NewsCovering Colorado

Actions

Coloradans book Airbnb’s in Ukraine to donate directly to hosts

AIR BNB.PNG
Posted at 6:20 PM, Mar 08, 2022
and last updated 2022-03-08 23:29:32-05

SOUTHERN COLORADO — As Russia's invasion continues, Americans have come up with a creative way to get funds directly to Ukrainians — booking airbnbs in Ukraine that they don't intend to use.

The growing trend started a few days ago with people across the country booking stays and sharing social media posts urging others to do the same.

Airbnb says 61,000 nights have been booked in Ukraine, including 34,000 nights by U.S. guests.

"Being compassionate and empathetic, I just really wanted to help. I saw this trending on Instagram, and it was already 48 hours in and the CEO shared they already said they had 61,000 nights booked," said Dusti Bosworth.

She booked a stay in Cherkasy, Ukraine with no intention of going there.

"The super affected areas had already been booked, and so I found a place that was on the east coast that had one of sooner days available," said Bosworth. "How incredible to be able to get these resources directly to the people that are needing them right now."

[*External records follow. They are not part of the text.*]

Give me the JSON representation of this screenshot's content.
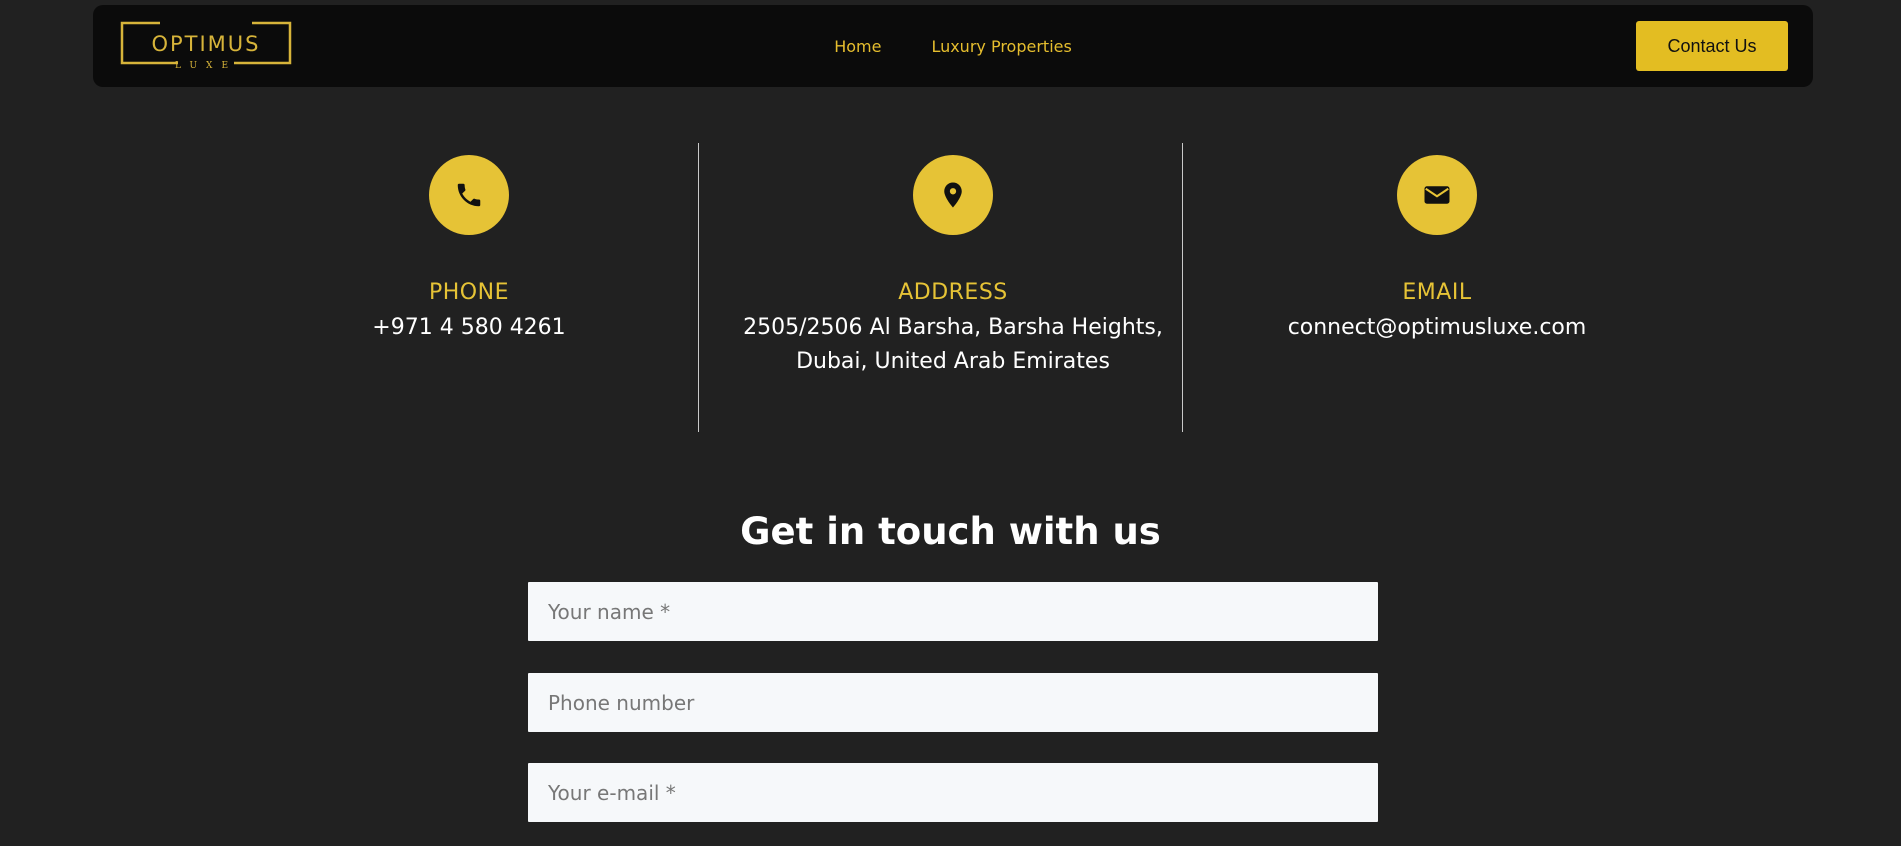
{
  "header": {
    "logo": {
      "name": "OPTIMUS",
      "tagline": "LUXE"
    },
    "nav": [
      {
        "label": "Home"
      },
      {
        "label": "Luxury Properties"
      }
    ],
    "contact_button": "Contact Us"
  },
  "info": [
    {
      "icon": "phone-icon",
      "title": "PHONE",
      "text": "+971 4 580 4261"
    },
    {
      "icon": "location-pin-icon",
      "title": "ADDRESS",
      "text": "2505/2506 Al Barsha, Barsha Heights,\nDubai, United Arab Emirates"
    },
    {
      "icon": "envelope-icon",
      "title": "EMAIL",
      "text": "connect@optimusluxe.com"
    }
  ],
  "form": {
    "heading": "Get in touch with us",
    "fields": [
      {
        "placeholder": "Your name *",
        "value": ""
      },
      {
        "placeholder": "Phone number",
        "value": ""
      },
      {
        "placeholder": "Your e-mail *",
        "value": ""
      }
    ]
  },
  "colors": {
    "background": "#212121",
    "navbar": "#0b0b0b",
    "accent": "#e6c336",
    "button": "#e3bd22",
    "text": "#ffffff"
  }
}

The small gesture is making a big impact on the hosts whose lives have been upended by war.

"It's really incredible with his country at war, he still responded almost immediately with gratitude, talked about how tears were running down his face, and said something I will never forget, the world will be saved by love," said Bosworth.

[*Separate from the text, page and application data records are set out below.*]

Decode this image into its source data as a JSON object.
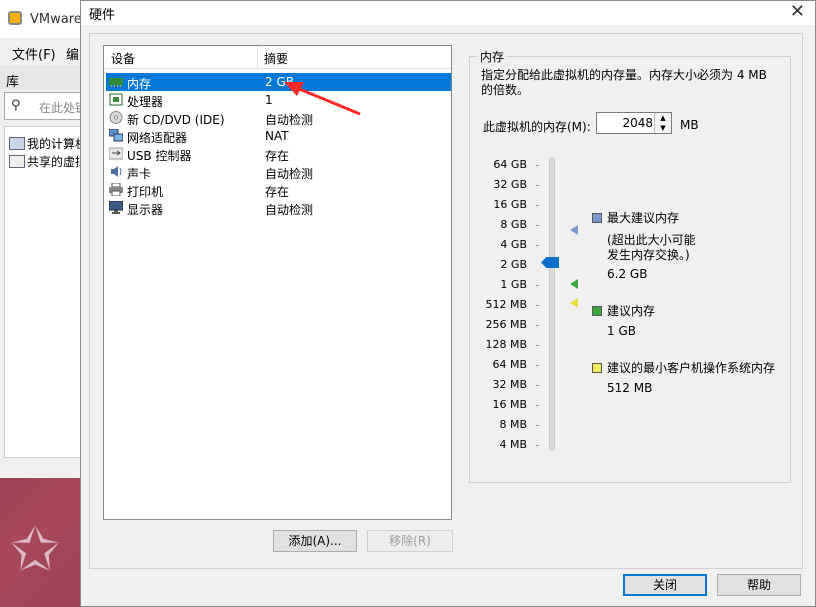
{
  "vmware": {
    "title": "VMware",
    "menu": [
      "文件(F)",
      "编"
    ],
    "library_label": "库",
    "search_placeholder": "在此处键入",
    "tree": [
      "我的计算机",
      "共享的虚拟机"
    ]
  },
  "dialog": {
    "title": "硬件",
    "list_headers": {
      "device": "设备",
      "summary": "摘要"
    },
    "devices": [
      {
        "name": "内存",
        "summary": "2 GB",
        "icon": "memory-icon",
        "selected": true
      },
      {
        "name": "处理器",
        "summary": "1",
        "icon": "processor-icon"
      },
      {
        "name": "新 CD/DVD (IDE)",
        "summary": "自动检测",
        "icon": "cd-icon"
      },
      {
        "name": "网络适配器",
        "summary": "NAT",
        "icon": "network-icon"
      },
      {
        "name": "USB 控制器",
        "summary": "存在",
        "icon": "usb-icon"
      },
      {
        "name": "声卡",
        "summary": "自动检测",
        "icon": "sound-icon"
      },
      {
        "name": "打印机",
        "summary": "存在",
        "icon": "printer-icon"
      },
      {
        "name": "显示器",
        "summary": "自动检测",
        "icon": "display-icon"
      }
    ],
    "add_button": "添加(A)...",
    "remove_button": "移除(R)",
    "close_button": "关闭",
    "help_button": "帮助"
  },
  "memory": {
    "group_title": "内存",
    "description": "指定分配给此虚拟机的内存量。内存大小必须为 4 MB 的倍数。",
    "field_label": "此虚拟机的内存(M):",
    "value": "2048",
    "unit": "MB",
    "scale": [
      "64 GB",
      "32 GB",
      "16 GB",
      "8 GB",
      "4 GB",
      "2 GB",
      "1 GB",
      "512 MB",
      "256 MB",
      "128 MB",
      "64 MB",
      "32 MB",
      "16 MB",
      "8 MB",
      "4 MB"
    ],
    "current_level": "2 GB",
    "legend": [
      {
        "label": "最大建议内存",
        "note1": "(超出此大小可能",
        "note2": "发生内存交换。)",
        "value": "6.2 GB",
        "color": "#7c9ad0"
      },
      {
        "label": "建议内存",
        "value": "1 GB",
        "color": "#3aa53a"
      },
      {
        "label": "建议的最小客户机操作系统内存",
        "value": "512 MB",
        "color": "#f0e860"
      }
    ]
  }
}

Bosworth isn't the only one joining in the grassroots effort to help Ukrainians.

"We'd been doing a lot of research on ways to help, and Laura came across this, as a way for money to go directly from us to them," said Erin O'Connell.

O'Connell and her wife booked a stay in a city away from Russian forces.

"If you put in a search there are a lot of properties that come up but we had to pick a date months in the future. Obviously, this trend is growing, and there are a lot of people supporting them," said O'Connell. "There are so many people who are fleeing the larger cities that the trend is starting to go to rural communities so people can get away from the war-torn areas."

While O'Connell didn't get a response back, she's heard from her friends of hosts grateful for the help.

"People are saying thank you and just understanding that we're trying to help them in any way we can. I think there is a huge appreciation coming from across the world which is huge being able to see that right away," said O'Connell

Airbnb is now waiving fees in the country so all funds go to the hosts.

"I think it's great that it's becoming not only a place that people can go to, but they are also seeking additional help. They are helping with fees, they're promoting it, just getting the word out through their advertising is huge. I think it's important to have these larger companies start a trend on their own and show they also care," said O'Connell.

"You can tell these small acts of kindness from all over the world are giving them hope and a chance to stay afloat," said Bosworth.

Airbnb also has its own initiative to provide housing to those in need. The company will offer short-term housing for free for up to 100,000 of those fleeing Ukraine. People can go to Airbnb.org and sign up to host refugees or donate to the cause.